**TASK REQUIREMENTS:** In the data below, work out how many lines include the string "bits". Only the number should be given.

[Entries from a dataset of interfaces]
────────
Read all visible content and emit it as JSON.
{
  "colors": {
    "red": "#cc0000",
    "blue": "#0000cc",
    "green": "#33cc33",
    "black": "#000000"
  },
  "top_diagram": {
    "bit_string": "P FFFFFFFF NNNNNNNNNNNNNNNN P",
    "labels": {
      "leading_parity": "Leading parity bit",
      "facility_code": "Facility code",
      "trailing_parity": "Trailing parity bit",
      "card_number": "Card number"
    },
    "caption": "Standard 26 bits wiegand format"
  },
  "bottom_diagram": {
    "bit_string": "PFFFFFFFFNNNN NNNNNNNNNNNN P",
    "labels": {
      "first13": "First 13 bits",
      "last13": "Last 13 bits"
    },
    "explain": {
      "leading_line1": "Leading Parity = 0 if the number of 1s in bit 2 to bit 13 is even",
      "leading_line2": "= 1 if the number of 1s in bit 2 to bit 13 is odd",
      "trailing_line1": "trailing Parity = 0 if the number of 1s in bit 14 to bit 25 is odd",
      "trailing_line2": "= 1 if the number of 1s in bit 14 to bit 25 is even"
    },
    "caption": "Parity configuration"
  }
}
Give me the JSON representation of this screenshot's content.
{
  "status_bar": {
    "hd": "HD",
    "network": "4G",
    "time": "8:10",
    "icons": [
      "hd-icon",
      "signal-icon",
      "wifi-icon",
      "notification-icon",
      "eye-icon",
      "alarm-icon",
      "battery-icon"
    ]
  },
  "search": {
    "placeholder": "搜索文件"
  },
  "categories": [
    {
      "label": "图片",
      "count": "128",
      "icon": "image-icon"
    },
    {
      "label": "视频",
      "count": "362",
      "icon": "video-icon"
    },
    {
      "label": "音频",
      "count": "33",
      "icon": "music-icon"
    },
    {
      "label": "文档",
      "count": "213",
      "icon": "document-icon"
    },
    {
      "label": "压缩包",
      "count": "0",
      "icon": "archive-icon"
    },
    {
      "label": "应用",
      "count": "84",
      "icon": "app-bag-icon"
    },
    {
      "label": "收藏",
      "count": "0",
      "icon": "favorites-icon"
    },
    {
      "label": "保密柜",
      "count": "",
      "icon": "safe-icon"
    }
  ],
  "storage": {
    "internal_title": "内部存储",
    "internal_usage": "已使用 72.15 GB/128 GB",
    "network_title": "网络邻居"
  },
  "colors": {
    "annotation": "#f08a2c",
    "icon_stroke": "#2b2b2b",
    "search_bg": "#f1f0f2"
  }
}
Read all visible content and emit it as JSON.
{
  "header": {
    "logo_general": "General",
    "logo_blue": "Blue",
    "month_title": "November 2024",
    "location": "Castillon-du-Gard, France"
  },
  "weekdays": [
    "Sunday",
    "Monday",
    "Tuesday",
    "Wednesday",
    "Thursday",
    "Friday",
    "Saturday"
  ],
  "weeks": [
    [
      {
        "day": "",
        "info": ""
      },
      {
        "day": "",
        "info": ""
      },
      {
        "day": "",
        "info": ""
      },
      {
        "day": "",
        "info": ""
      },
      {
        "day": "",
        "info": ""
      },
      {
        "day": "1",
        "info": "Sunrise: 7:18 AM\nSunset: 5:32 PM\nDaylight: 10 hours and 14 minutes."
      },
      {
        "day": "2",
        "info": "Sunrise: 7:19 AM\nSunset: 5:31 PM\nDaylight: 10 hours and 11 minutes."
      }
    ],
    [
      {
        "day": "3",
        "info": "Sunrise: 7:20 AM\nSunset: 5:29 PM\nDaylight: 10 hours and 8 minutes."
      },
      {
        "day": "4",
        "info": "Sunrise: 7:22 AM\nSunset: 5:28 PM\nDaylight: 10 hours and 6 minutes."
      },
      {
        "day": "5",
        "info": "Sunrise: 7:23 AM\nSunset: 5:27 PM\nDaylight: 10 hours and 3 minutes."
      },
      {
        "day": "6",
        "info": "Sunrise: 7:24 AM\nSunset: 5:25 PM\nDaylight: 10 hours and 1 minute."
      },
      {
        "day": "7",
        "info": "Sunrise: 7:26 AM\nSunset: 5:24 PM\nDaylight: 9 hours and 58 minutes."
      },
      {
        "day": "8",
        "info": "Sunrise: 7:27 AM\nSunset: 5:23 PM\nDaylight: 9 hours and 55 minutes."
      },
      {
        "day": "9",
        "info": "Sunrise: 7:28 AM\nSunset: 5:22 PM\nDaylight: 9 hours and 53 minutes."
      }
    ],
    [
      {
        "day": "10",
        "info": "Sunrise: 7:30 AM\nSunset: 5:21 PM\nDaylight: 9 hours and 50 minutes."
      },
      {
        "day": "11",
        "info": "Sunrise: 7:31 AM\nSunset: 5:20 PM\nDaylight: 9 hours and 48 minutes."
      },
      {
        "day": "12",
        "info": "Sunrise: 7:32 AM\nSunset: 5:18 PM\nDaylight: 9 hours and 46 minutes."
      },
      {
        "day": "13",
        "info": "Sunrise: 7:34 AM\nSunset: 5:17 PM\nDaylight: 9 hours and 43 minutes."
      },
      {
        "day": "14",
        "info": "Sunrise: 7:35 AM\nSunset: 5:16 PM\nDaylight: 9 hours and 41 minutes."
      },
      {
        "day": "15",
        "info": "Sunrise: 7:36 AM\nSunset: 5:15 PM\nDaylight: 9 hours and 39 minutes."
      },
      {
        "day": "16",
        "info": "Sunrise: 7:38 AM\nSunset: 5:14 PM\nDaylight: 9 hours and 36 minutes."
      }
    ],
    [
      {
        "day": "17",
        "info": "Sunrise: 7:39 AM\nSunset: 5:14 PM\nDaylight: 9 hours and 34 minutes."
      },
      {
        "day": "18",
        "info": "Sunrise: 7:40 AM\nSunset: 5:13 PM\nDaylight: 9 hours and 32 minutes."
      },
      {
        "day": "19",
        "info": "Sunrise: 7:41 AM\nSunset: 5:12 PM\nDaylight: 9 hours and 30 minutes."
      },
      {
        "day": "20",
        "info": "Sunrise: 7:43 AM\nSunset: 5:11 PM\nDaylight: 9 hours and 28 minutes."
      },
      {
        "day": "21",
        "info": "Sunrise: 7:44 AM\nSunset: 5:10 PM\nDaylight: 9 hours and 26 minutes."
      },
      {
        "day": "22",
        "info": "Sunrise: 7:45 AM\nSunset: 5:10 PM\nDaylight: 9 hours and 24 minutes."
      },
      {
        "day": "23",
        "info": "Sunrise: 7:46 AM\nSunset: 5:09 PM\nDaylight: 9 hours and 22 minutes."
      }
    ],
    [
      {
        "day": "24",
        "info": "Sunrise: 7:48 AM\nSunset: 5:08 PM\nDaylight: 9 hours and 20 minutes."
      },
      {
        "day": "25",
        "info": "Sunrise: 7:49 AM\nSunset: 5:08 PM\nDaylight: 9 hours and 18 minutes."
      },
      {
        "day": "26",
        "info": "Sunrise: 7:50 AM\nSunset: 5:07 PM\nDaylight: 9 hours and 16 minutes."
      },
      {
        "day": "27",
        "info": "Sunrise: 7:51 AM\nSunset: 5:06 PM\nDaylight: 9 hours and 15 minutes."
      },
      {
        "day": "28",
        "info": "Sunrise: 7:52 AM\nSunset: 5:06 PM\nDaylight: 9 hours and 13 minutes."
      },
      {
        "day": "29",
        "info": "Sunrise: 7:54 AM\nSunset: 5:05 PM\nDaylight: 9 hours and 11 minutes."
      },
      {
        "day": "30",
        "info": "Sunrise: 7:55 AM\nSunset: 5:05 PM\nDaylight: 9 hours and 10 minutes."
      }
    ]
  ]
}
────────
**ANSWER TO THIS TASK:** 3